The rub is, new strains of the virus are still infecting people, particularly those who haven’t been vaccinated. While the experts don’t yet know what percentage of people would need to get vaccinated to achieve immunity for the overall population, the Centers for Disease Control (CDC) says the vaccination is a safer way to build protection than getting sick with COVID-19.

Here’s a link to frequently asked questions about the vaccinations. I’ll wait here while you go read it. https://www.cdc.gov/coronavirus/2019-ncov/vaccines/faq.html

According to the latest data from the Wisconsin Department of Health Services (DHS), 52.5 percent of Wisconsin residents and 46.3 percent of Racine County residents are fully vaccinated against COVID-19.

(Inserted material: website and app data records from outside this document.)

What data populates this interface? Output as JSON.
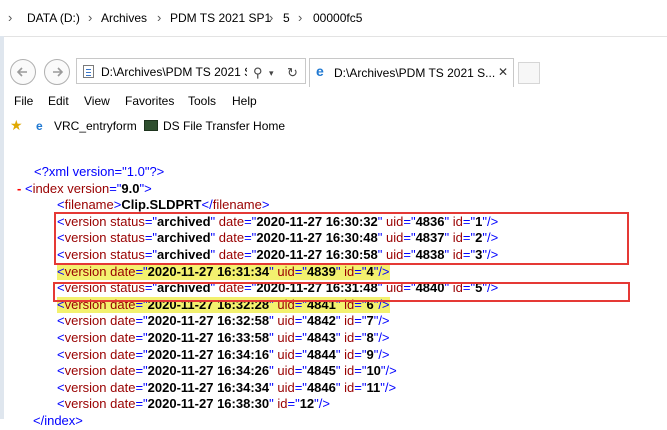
{
  "breadcrumb": [
    "DATA (D:)",
    "Archives",
    "PDM TS 2021 SP1",
    "5",
    "00000fc5"
  ],
  "browser": {
    "address_text": "D:\\Archives\\PDM TS 2021 SP",
    "tab_title": "D:\\Archives\\PDM TS 2021 S...",
    "menu": [
      "File",
      "Edit",
      "View",
      "Favorites",
      "Tools",
      "Help"
    ],
    "favorites": [
      "VRC_entryform",
      "DS File Transfer Home"
    ]
  },
  "xml": {
    "declaration": "<?xml version=\"1.0\"?>",
    "collapse_symbol": "-",
    "index_open_tag": "index",
    "index_attr": "version",
    "index_version": "9.0",
    "filename_tag": "filename",
    "filename_value": "Clip.SLDPRT",
    "versions": [
      {
        "status": "archived",
        "date": "2020-11-27 16:30:32",
        "uid": "4836",
        "id": "1"
      },
      {
        "status": "archived",
        "date": "2020-11-27 16:30:48",
        "uid": "4837",
        "id": "2"
      },
      {
        "status": "archived",
        "date": "2020-11-27 16:30:58",
        "uid": "4838",
        "id": "3"
      },
      {
        "date": "2020-11-27 16:31:34",
        "uid": "4839",
        "id": "4"
      },
      {
        "status": "archived",
        "date": "2020-11-27 16:31:48",
        "uid": "4840",
        "id": "5"
      },
      {
        "date": "2020-11-27 16:32:28",
        "uid": "4841",
        "id": "6"
      },
      {
        "date": "2020-11-27 16:32:58",
        "uid": "4842",
        "id": "7"
      },
      {
        "date": "2020-11-27 16:33:58",
        "uid": "4843",
        "id": "8"
      },
      {
        "date": "2020-11-27 16:34:16",
        "uid": "4844",
        "id": "9"
      },
      {
        "date": "2020-11-27 16:34:26",
        "uid": "4845",
        "id": "10"
      },
      {
        "date": "2020-11-27 16:34:34",
        "uid": "4846",
        "id": "11"
      },
      {
        "date": "2020-11-27 16:38:30",
        "id": "12"
      }
    ],
    "index_close_tag": "</index>"
  },
  "highlight_color": "#f3f16f",
  "box_color": "#e53935"
}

The picture gets worse in some places – like parts of the City of Racine – where the vaccination rate is less than 35 percent. This dismal showing comes despite months of cajoling, incentives, testimonials, and neighborhood pop-up clinics.

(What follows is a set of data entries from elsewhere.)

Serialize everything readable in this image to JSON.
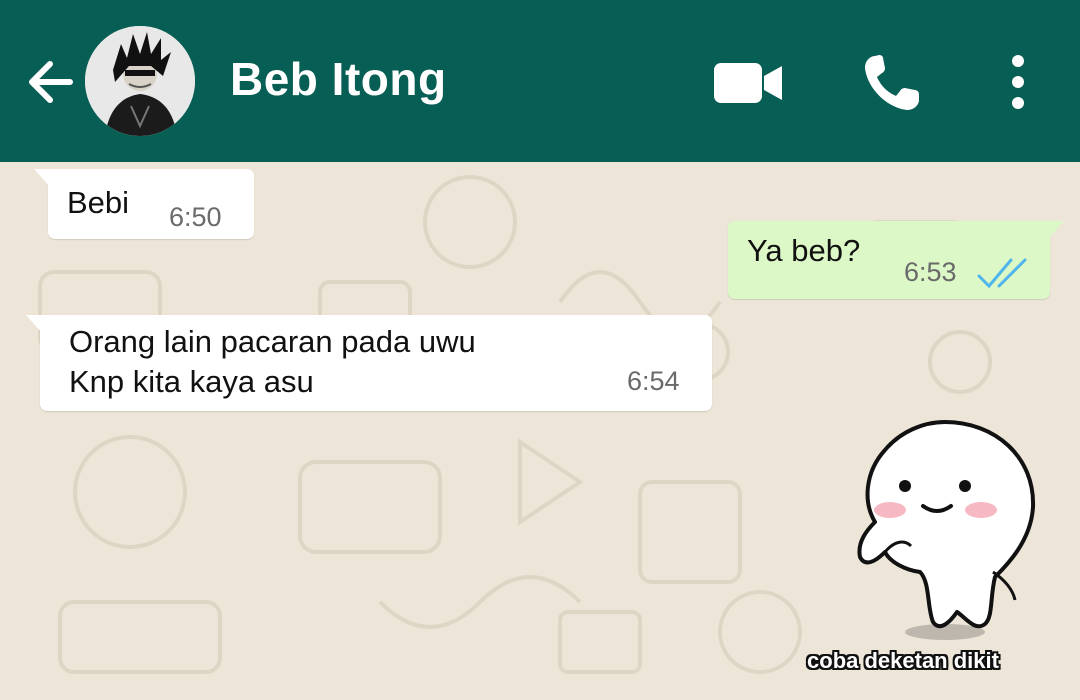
{
  "header": {
    "contact_name": "Beb Itong",
    "back_icon": "arrow-left-icon",
    "actions": [
      "video-call-icon",
      "phone-icon",
      "more-vert-icon"
    ],
    "color": "#075e54"
  },
  "messages": [
    {
      "direction": "incoming",
      "text": "Bebi",
      "time": "6:50"
    },
    {
      "direction": "outgoing",
      "text": "Ya beb?",
      "time": "6:53",
      "status": "read"
    },
    {
      "direction": "incoming",
      "text": "Orang lain pacaran pada uwu\nKnp kita kaya asu",
      "time": "6:54"
    }
  ],
  "sticker": {
    "caption": "coba deketan dikit"
  },
  "colors": {
    "incoming": "#ffffff",
    "outgoing": "#dcf8c6",
    "read_ticks": "#4fb6ec",
    "wallpaper": "#ece5d8"
  }
}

The private sector isn’t messing around or listening to excuses. Business operators know that they can’t stay in business long term if employees and customers are constantly threatened by an illness that can be largely prevented with a vaccine.

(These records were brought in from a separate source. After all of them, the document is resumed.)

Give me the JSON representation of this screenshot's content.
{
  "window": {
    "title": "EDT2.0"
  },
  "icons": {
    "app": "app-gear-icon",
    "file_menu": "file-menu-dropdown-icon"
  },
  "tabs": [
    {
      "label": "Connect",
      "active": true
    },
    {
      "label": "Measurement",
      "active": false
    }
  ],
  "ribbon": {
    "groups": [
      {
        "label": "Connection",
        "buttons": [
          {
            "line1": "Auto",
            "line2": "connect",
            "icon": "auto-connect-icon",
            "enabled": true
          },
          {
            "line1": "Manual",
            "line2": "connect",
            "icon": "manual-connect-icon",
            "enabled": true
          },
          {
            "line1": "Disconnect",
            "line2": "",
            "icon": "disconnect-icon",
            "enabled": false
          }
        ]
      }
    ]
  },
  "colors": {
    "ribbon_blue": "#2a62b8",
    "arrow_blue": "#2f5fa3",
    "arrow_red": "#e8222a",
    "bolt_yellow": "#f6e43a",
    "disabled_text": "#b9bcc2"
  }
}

So, the tough love drumbeat goes on.

  • Live Nation Entertainment, the country’s largest event promoter, is requiring all fans, artists and staff to show proof of vaccination (or a negative COVID test) by Oct. 4. “Vaccines are going to be your ticket back to shows,” says President/CEO Michael Rapiro.
  • The National Football League (NFL), which starts its regular season in just a few weeks, has a new policy that will require teams to forfeit and be slapped with a loss if a game is canceled because of a COVID-19 outbreak among their unvaccinated players. Oh, and neither team’s players will get paid if that happens.
  • Closer to home, ManpowerGroup, the Milwaukee-based multinational employment service company, recently started requiring full proof of vaccination for anyone entering its headquarters building. When the company’s headquarters fully reopens in October, all company employees, vendors and visitors must be fully vaccinated.

It’s just good business. Jonas Prising, ManpowerGroup Chairman/CEO put it this way in a guest column in the Milwaukee Business Journal:

“In most other parts of the world, the populations are clamoring to get vaccinated as fast as possible, suffering from shortages of vaccines. We are very fortunate to have the ability to better control the outcome of the pandemic with ample access to vaccines for everyone in the U.S.

“And the science tells us those that are vaccinated that become infected experience milder symptoms and much-reduced risk of hospitalization and death versus of those who are unvaccinated, with social and economic benefits for all of us.

“After much reflection, we believe that if we want things to improve for our people, our business, and the community, we need to be part of the solution,” Prising wrote.

Yup, part of the solution.

If we, as individuals, won’t be part of the solution (translation: do something for the greater good), somebody else is going to make us. That somebody is the private sector. And, it’s already happening.

Paul Holley is retired from careers in journalism, public relations and marketing but not from life. These days, he pretty much writes about what he feels like writing. You may contact him directly at:...